Gilman: And a truly free market has almost never existed, if you mean the classic definition of a free market. And it certainly doesn’t exist today; the entire advertising industry is an effort to subvert the free market.

Kaller: Government gives huge subsidies to corporations to keep going, there is a tax structure that allows people to .. well, you know all this.

Gilman: Yes, and I think we’d be in very close agreement on this.

Kaller: What are some of the things the Greens predicted early on that are now happening?

Gilman: The limits to growth. Greens, along with all the rest of the world, have been very slow to move ahead with limiting population, because no one knows how to do it, except that it’s obvious that the more you educate women, the growth of population immediately slows down. The limits of the planet, I think, is the main thing.

Kaller: In the last few decades, have you ever seen anything happen – like, say, the energy crisis of the 1970s, the changes in American politics, the 9-11 attacks, or the Iraq War, and say, ‘That’s the kind of thing this person was talking about way back when.’?”

Gilman: I see it continually.
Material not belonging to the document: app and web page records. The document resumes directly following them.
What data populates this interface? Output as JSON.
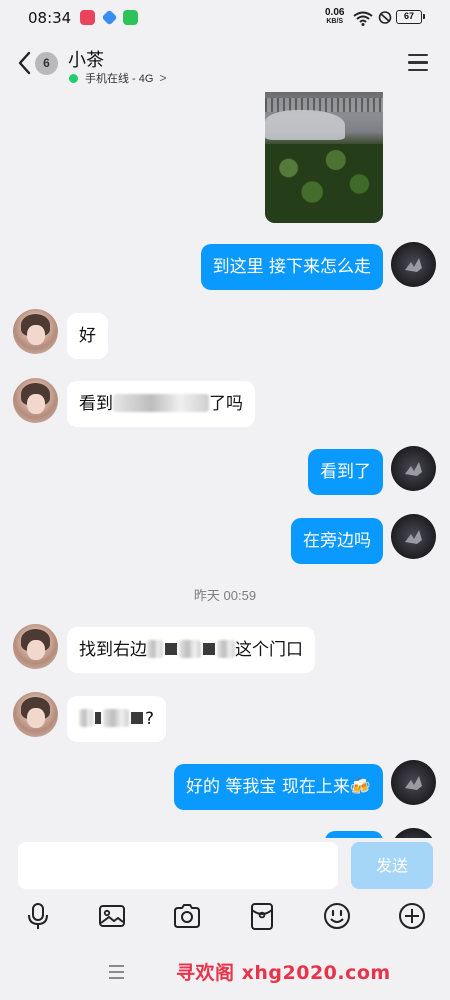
{
  "status_bar": {
    "time": "08:34",
    "net_speed": "0.06",
    "net_unit": "KB/S",
    "battery": "67"
  },
  "header": {
    "back_badge": "6",
    "contact_name": "小茶",
    "online_status": "手机在线 - 4G",
    "online_arrow": ">"
  },
  "messages": [
    {
      "side": "out",
      "type": "image"
    },
    {
      "side": "out",
      "text": "到这里 接下来怎么走"
    },
    {
      "side": "in",
      "text": "好"
    },
    {
      "side": "in",
      "prefix": "看到",
      "suffix": "了吗",
      "redacted": true
    },
    {
      "side": "out",
      "text": "看到了"
    },
    {
      "side": "out",
      "text": "在旁边吗"
    },
    {
      "side": "in",
      "prefix": "找到右边",
      "suffix": "这个门口",
      "redacted": true
    },
    {
      "side": "in",
      "suffix": "?",
      "redacted": true
    },
    {
      "side": "out",
      "text": "好的 等我宝 现在上来🍻"
    }
  ],
  "timestamp": "昨天 00:59",
  "input": {
    "value": "",
    "send_label": "发送"
  },
  "toolbar_icons": [
    "microphone-icon",
    "image-icon",
    "camera-icon",
    "red-packet-icon",
    "emoji-icon",
    "plus-icon"
  ],
  "watermark": "寻欢阁 xhg2020.com",
  "colors": {
    "accent": "#0a99ff",
    "send_disabled": "#a5d6f8",
    "online": "#1fcf6c",
    "background": "#f1f1f3"
  }
}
The fact that we are running out of oil – there’s the limits to growth right there … The other thing that I have personally been involved with is the peace movement. And the Greens immediately picked up on the fact that we can’t have wars anymore. We’ll only destroy ourselves. And that was a fairly universal understanding among thinkers at that time. We had the atomic bomb; forget war from here on. And that is only one possibility right now. Weapons of mass destruction, if unleashed, will destroy everybody – they are not going to be controllable. And I think that’s been recognized pretty much since World War II among any forward-looking or fundamental thinkers.

Kaller: And yet, when I read things by the peace movement, I think how enthusiastically I agree, and yet I’m frustrated by a lack of practical implementation. How much of that did you see?

Gilman: An enormous amount. I guess I see this in a very big framework of science and where is the human species going, and I do see us as being in a crisis. I believe we are living in a collapsing civilization. And that makes it very hard to gain perspective, because it is happening so fast in so many areas of our lives, all around us, that to see exactly what is happening is very hard.

I think the fundamentalist movements throughout the world – Christian, Muslim, Jewish (and there are a lot of very fundamentalist Jews – I’m not aware of any really fundamentalist Buddhists, but they must exist, and certainly in Sri Lanka they are far from pacifist) – and the return to familiar beliefs is a panic reaction, something to hold on to, to give people a sense of security in a world that is collapsing, that they can’t understand and that seems completely out of control.

And of course that only precipitates more violence, because anyone who feels they have an exclusive lock on the truth is going to end up fighting somebody else who feels they have an exclusive lock on the truth. There is no possibility of a peaceful world as long as that is the prevailing type. I’m optimistic enough to think that eventually that will play itself out, but how exactly, I don’t know.

Photos by Brian Kaller. Top photo is a cottage on an Irish hillside. Second photo is stained glass at Country Life Museum, Ireland.

Brian Kaller

Former newspaper editor Brian Kaller wrote his first magazine cover story on peak oil in 2004, and since then has written for the American Conservative, the Dallas Morning News, Front Porch Republic, Big Questions Online and Low-Tech Magazine. In 2005 he and his family moved to rural Ireland, where he speaks to schools and churches, and writes a weekly column for the local newspaper.  

Tags: capitalism, economics, Green Politics